High Cholesterol Symptoms & Eyes | 4 Effects of Cholesterol on Your Eyes
Commonly, when a person has an elevated cholesterol level, they may not be able to feel any apparent symptom.
Elevated and unbalanced cholesterol levels can lead to different cardiovascular problems, and these conditions are often associated as high cholesterol symptoms.
In the absence of any disease resulting from prolonged elevation of cholesterol levels, a person may feel healthy and may not know that they are at risk. The only way that elevated cholesterol levels may be known with certainty is by having a cholesterol test. Adults above 20 years of age are advised to take this test at least once every 5 years.
However, even before having a cholesterol test, signs of high cholesterol levels in your blood may be visible in your eyes. Ophthalmologists that find these symptoms present in their patients will refer them for further testing.
What are these symptoms and what should you look out for in your eyes that can suggest that you have elevated levels of cholesterol?
4 Signs of Cholesterol Problems Seen in Your Eyes
1. Xanthelasma: One symptom that your doctor may see when you have your eye examined, while having elevated levels of cholesterol is Xanthelasma. This condition refers to the formation of a painless yellow growth along the eyelids.
Although the appearance of Xanthelasma isn’t normal, there is no cause for you to panic over it in terms of eye health and function. It is generally harmless and will not affect your sense of sight in any way. However, it may disrupt the features of your face and can create a disfiguring look. You can have it removed with the use of acids and laser treatment, but it can regrow if you aren’t able to correct the elevated cholesterol level in your blood.

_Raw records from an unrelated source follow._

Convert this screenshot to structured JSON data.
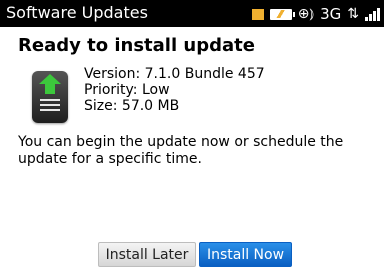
{
  "status_bar": {
    "app_title": "Software Updates",
    "network_type": "3G",
    "icons": [
      "mail-icon",
      "battery-charging-icon",
      "wifi-icon",
      "signal-icon"
    ]
  },
  "content": {
    "heading": "Ready to install update",
    "version_line": "Version: 7.1.0 Bundle 457",
    "priority_line": "Priority: Low",
    "size_line": "Size: 57.0 MB",
    "description": "You can begin the update now or schedule the update for a specific time.",
    "icon": "software-update-icon"
  },
  "buttons": {
    "install_later": "Install Later",
    "install_now": "Install Now"
  },
  "colors": {
    "status_bar_bg": "#000000",
    "accent_blue": "#0a6fd6",
    "update_arrow_green": "#3cc83c"
  }
}
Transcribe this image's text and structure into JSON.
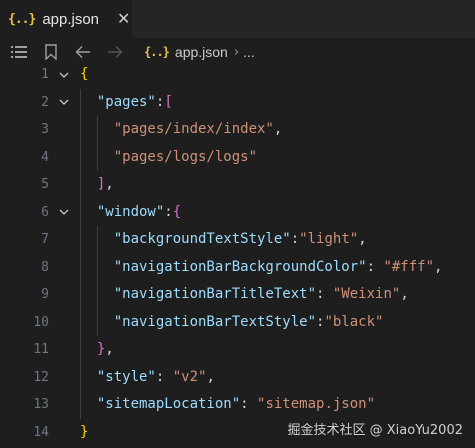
{
  "tab": {
    "icon_glyph": "{..}",
    "label": "app.json",
    "close_glyph": "✕"
  },
  "breadcrumb": {
    "file_icon_glyph": "{..}",
    "file": "app.json",
    "separator": "›",
    "more": "..."
  },
  "toolbar_icons": [
    "list-icon",
    "bookmark-icon",
    "back-arrow-icon",
    "forward-arrow-icon"
  ],
  "editor": {
    "lines": [
      {
        "n": "1",
        "fold": true,
        "tokens": [
          {
            "t": "{",
            "c": "b1"
          }
        ]
      },
      {
        "n": "2",
        "fold": true,
        "tokens": [
          {
            "t": "  "
          },
          {
            "t": "\"pages\"",
            "c": "k"
          },
          {
            "t": ":",
            "c": "p"
          },
          {
            "t": "[",
            "c": "b2"
          }
        ]
      },
      {
        "n": "3",
        "fold": false,
        "tokens": [
          {
            "t": "    "
          },
          {
            "t": "\"pages/index/index\"",
            "c": "s"
          },
          {
            "t": ",",
            "c": "p"
          }
        ]
      },
      {
        "n": "4",
        "fold": false,
        "tokens": [
          {
            "t": "    "
          },
          {
            "t": "\"pages/logs/logs\"",
            "c": "s"
          }
        ]
      },
      {
        "n": "5",
        "fold": false,
        "tokens": [
          {
            "t": "  "
          },
          {
            "t": "]",
            "c": "b2"
          },
          {
            "t": ",",
            "c": "p"
          }
        ]
      },
      {
        "n": "6",
        "fold": true,
        "tokens": [
          {
            "t": "  "
          },
          {
            "t": "\"window\"",
            "c": "k"
          },
          {
            "t": ":",
            "c": "p"
          },
          {
            "t": "{",
            "c": "b2"
          }
        ]
      },
      {
        "n": "7",
        "fold": false,
        "tokens": [
          {
            "t": "    "
          },
          {
            "t": "\"backgroundTextStyle\"",
            "c": "k"
          },
          {
            "t": ":",
            "c": "p"
          },
          {
            "t": "\"light\"",
            "c": "s"
          },
          {
            "t": ",",
            "c": "p"
          }
        ]
      },
      {
        "n": "8",
        "fold": false,
        "tokens": [
          {
            "t": "    "
          },
          {
            "t": "\"navigationBarBackgroundColor\"",
            "c": "k"
          },
          {
            "t": ": ",
            "c": "p"
          },
          {
            "t": "\"#fff\"",
            "c": "s"
          },
          {
            "t": ",",
            "c": "p"
          }
        ]
      },
      {
        "n": "9",
        "fold": false,
        "tokens": [
          {
            "t": "    "
          },
          {
            "t": "\"navigationBarTitleText\"",
            "c": "k"
          },
          {
            "t": ": ",
            "c": "p"
          },
          {
            "t": "\"Weixin\"",
            "c": "s"
          },
          {
            "t": ",",
            "c": "p"
          }
        ]
      },
      {
        "n": "10",
        "fold": false,
        "tokens": [
          {
            "t": "    "
          },
          {
            "t": "\"navigationBarTextStyle\"",
            "c": "k"
          },
          {
            "t": ":",
            "c": "p"
          },
          {
            "t": "\"black\"",
            "c": "s"
          }
        ]
      },
      {
        "n": "11",
        "fold": false,
        "tokens": [
          {
            "t": "  "
          },
          {
            "t": "}",
            "c": "b2"
          },
          {
            "t": ",",
            "c": "p"
          }
        ]
      },
      {
        "n": "12",
        "fold": false,
        "tokens": [
          {
            "t": "  "
          },
          {
            "t": "\"style\"",
            "c": "k"
          },
          {
            "t": ": ",
            "c": "p"
          },
          {
            "t": "\"v2\"",
            "c": "s"
          },
          {
            "t": ",",
            "c": "p"
          }
        ]
      },
      {
        "n": "13",
        "fold": false,
        "tokens": [
          {
            "t": "  "
          },
          {
            "t": "\"sitemapLocation\"",
            "c": "k"
          },
          {
            "t": ": ",
            "c": "p"
          },
          {
            "t": "\"sitemap.json\"",
            "c": "s"
          }
        ]
      },
      {
        "n": "14",
        "fold": false,
        "tokens": [
          {
            "t": "}",
            "c": "b1"
          }
        ]
      }
    ]
  },
  "watermark": "掘金技术社区 @ XiaoYu2002",
  "colors": {
    "background": "#1e1e1e",
    "tabbar": "#252526",
    "key": "#9cdcfe",
    "string": "#ce9178",
    "bracket_level1": "#ffd700",
    "bracket_level2": "#da70d6",
    "line_number": "#6e7681",
    "json_icon": "#e8c04a"
  }
}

2. Circumferential arcus: (Arcus senilis) As a person ages older, a circumferential arcus may develop in their eyes. This is characterized by a formation of a light gray arc or a ring around the edge of the cornea. Although it is normal in old people, it is not common for adults aging 45 years old and below.
The formation of circumferential arcus on individuals below the age of 45 years old, it is a sign that there is an elevation of cholesterol in the blood. The elevated levels can cause cholesterol to be deposited deep in your cornea.
3. Hollenhorst plaque: If your eye doctor gives you a dilated eye examination and find a shiny lesion, this may indicate the formation of Hollenhorst plaque within an artery supplying your eyes. This can be caused by increased levels of cholesterol, hypertension and diabetes.
It can cause partial or complete loss of vision, which is commonly temporary and may be resolved by properly managing your cholesterol levels.
4. Arteriosclerotic retinopathy: This results from occluding blood vessels that supplies the heart or your coronary arteries, and cerebral arteries that supply your brain. Build up of cholesterol deposits along the walls of the arteries supplying blood to the eyes can block the blood flow. The reduction of blood supply also reduces oxygen going to the tissues of the eyes. This can lead to the development of Arteriosclerotic retinopathy.
This can lead to retinal bleeding or cause fluids to ooze out. This can result in permanent eye damage if not treated immediately, and may eventually lead to loss of vision.
> Skin growths – fatty; Xanthelasma
> Arcus senilis: A sign of high cholesterol?
> Hollenhorst plaques: retinal manifestations and the role of carotid endarterectomy. May 1990
> Arteriosclerotic retinopathy, WebMD.com